Medical student success and 3rd year rotations

Medical student success and 3rd year rotations

How to succeed as a medical student on third year rotations When you are in medical school, much of your application to residency will be based on your performance on the third year clinical rotations. The most helpful thing to keep in mind is simply to put yourself in those people’s shoes who are evaluating you. Thus, we provide a brief guide to who is evaluating you and what they would want in a medical student.  1. Intern: The intern is trying to take care of the minutiae involved in the hospitalizations of up to 10 patients at the same time.  Anything that you can do to make his or her life easier will be much appreciated. This means really knowing the patients that you are assigned, allowing the intern to be less involved in that patient’s care and thus spread less thin. There are a lot of mundane tasks involved in taking care of patients, including getting outside records, figuring out how to send complex labs, etc. Help the intern out and he will love you. However, also appreciate that interns are very busy, so avoid the trap of being the “over-eager” medical student who pesters the intern with excessive numbers of complex questions purely to show interest or hovers behind them repeatedly asking “what can I do for you next.” 2. Resident: The resident is the de facto mind of the team and is there to make sure the patients are getting proper medical care.
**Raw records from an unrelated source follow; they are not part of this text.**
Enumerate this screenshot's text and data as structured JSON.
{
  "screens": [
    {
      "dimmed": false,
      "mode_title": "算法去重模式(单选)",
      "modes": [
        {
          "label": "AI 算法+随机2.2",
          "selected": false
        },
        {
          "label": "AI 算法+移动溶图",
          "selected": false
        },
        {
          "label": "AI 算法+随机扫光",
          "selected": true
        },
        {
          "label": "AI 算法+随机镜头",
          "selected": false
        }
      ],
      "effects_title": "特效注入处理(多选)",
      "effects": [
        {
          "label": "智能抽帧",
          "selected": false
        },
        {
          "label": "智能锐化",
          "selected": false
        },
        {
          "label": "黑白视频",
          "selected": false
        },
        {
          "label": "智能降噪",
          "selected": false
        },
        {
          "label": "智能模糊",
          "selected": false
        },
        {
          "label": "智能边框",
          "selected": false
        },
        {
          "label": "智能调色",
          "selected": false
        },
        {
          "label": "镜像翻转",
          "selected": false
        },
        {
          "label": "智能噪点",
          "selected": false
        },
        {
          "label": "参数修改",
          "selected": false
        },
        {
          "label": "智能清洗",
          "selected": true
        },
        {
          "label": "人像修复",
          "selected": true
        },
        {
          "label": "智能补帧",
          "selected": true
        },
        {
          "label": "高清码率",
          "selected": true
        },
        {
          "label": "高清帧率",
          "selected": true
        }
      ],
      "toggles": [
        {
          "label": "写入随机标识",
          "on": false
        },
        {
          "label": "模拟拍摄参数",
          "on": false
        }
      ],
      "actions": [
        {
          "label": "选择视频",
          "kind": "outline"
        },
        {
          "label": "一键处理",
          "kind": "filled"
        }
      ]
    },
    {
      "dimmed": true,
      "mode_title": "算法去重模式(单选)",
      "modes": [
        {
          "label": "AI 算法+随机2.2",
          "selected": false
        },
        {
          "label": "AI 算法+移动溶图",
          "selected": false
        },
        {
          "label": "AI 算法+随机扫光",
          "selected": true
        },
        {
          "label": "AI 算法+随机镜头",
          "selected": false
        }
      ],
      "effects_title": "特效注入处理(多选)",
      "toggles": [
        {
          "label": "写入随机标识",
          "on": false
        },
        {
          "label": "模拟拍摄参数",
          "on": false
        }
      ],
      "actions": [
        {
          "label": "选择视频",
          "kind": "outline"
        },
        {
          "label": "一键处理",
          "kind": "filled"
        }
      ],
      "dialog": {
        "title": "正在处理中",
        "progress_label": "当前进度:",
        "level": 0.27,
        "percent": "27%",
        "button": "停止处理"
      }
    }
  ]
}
He is also demonstrating to the attending that he knows what he is doing. Before you present to the attending remember to...